Task description:
Filter the entries, keeping every line with the string "Bidder".

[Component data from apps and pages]
▬▬▬▬▬▬

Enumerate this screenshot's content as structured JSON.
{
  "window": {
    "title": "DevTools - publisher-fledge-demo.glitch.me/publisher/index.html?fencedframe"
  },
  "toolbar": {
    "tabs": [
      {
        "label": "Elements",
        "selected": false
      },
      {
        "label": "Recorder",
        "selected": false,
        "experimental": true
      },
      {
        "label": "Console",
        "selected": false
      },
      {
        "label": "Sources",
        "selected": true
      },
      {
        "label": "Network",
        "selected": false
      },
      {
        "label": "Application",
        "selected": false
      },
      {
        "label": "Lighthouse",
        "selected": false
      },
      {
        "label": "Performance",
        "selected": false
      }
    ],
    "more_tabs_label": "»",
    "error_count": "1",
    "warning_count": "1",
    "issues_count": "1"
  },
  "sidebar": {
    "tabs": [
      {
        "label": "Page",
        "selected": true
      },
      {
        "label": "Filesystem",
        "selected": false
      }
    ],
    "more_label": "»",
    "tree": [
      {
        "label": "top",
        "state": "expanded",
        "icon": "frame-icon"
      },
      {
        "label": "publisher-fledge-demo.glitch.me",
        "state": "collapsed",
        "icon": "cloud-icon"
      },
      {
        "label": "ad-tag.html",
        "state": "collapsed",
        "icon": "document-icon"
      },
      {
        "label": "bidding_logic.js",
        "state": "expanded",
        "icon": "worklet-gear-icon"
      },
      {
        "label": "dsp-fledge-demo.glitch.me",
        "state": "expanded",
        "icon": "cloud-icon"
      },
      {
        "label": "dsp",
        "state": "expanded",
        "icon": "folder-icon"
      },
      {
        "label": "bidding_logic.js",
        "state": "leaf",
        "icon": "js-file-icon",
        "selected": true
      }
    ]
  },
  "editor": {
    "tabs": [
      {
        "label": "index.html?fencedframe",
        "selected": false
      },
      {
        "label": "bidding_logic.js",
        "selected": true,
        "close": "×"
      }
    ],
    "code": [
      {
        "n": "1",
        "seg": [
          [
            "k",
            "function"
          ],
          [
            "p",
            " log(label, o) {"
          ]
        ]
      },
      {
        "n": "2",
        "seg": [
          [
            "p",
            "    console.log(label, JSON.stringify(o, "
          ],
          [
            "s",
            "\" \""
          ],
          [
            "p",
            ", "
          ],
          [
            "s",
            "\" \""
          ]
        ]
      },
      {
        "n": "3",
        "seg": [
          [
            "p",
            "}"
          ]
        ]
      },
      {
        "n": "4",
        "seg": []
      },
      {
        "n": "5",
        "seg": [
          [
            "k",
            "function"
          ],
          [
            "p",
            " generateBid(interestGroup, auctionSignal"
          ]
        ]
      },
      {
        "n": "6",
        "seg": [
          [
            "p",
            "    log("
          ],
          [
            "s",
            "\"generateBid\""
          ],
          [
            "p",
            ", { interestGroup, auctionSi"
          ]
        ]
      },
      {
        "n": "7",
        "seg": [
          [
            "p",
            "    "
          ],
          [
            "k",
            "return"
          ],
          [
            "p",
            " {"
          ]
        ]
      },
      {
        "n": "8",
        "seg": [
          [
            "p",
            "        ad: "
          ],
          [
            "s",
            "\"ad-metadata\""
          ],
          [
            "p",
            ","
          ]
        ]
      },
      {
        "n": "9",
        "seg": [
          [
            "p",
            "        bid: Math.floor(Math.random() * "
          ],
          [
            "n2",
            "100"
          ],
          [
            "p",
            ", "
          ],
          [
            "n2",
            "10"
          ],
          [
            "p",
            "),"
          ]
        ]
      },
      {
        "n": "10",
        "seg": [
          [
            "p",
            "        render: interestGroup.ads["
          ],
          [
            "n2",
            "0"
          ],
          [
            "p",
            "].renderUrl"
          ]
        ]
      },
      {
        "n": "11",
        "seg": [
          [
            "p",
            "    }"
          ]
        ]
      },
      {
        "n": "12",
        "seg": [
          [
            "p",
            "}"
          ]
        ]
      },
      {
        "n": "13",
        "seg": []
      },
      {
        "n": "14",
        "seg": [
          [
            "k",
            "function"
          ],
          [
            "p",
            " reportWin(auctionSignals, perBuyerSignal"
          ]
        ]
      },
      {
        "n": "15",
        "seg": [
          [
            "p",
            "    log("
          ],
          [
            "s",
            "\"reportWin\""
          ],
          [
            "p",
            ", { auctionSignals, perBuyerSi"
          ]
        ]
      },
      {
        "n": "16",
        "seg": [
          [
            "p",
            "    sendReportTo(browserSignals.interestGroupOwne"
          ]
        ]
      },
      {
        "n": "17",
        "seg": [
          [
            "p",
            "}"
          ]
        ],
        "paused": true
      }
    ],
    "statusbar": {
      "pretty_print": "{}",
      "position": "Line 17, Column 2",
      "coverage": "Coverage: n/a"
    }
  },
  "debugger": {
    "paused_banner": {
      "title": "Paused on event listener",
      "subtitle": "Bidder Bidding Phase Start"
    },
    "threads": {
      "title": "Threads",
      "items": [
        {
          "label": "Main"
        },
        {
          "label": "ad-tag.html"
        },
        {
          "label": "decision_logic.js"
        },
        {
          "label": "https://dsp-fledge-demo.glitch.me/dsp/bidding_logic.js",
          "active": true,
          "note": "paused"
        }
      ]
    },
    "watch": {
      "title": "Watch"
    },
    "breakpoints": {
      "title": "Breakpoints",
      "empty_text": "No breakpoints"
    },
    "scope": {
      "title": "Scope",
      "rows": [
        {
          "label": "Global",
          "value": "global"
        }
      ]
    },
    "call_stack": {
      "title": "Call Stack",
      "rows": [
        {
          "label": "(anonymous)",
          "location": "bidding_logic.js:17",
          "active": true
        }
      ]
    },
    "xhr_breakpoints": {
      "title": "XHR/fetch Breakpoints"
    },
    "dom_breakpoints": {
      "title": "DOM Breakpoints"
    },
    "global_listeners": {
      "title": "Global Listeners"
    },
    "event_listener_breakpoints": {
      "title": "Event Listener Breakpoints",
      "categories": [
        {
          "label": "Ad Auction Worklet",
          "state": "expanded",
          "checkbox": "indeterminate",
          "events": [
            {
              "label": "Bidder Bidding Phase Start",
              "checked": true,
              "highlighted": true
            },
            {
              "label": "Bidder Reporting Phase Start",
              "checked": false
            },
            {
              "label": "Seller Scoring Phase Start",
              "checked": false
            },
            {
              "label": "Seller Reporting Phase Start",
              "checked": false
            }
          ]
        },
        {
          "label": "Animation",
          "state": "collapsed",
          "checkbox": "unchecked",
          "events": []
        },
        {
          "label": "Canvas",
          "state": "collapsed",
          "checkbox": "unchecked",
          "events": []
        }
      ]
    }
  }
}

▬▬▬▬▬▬

Expected output:
      "subtitle": "Bidder Bidding Phase Start"
              "label": "Bidder Bidding Phase Start",
              "label": "Bidder Reporting Phase Start",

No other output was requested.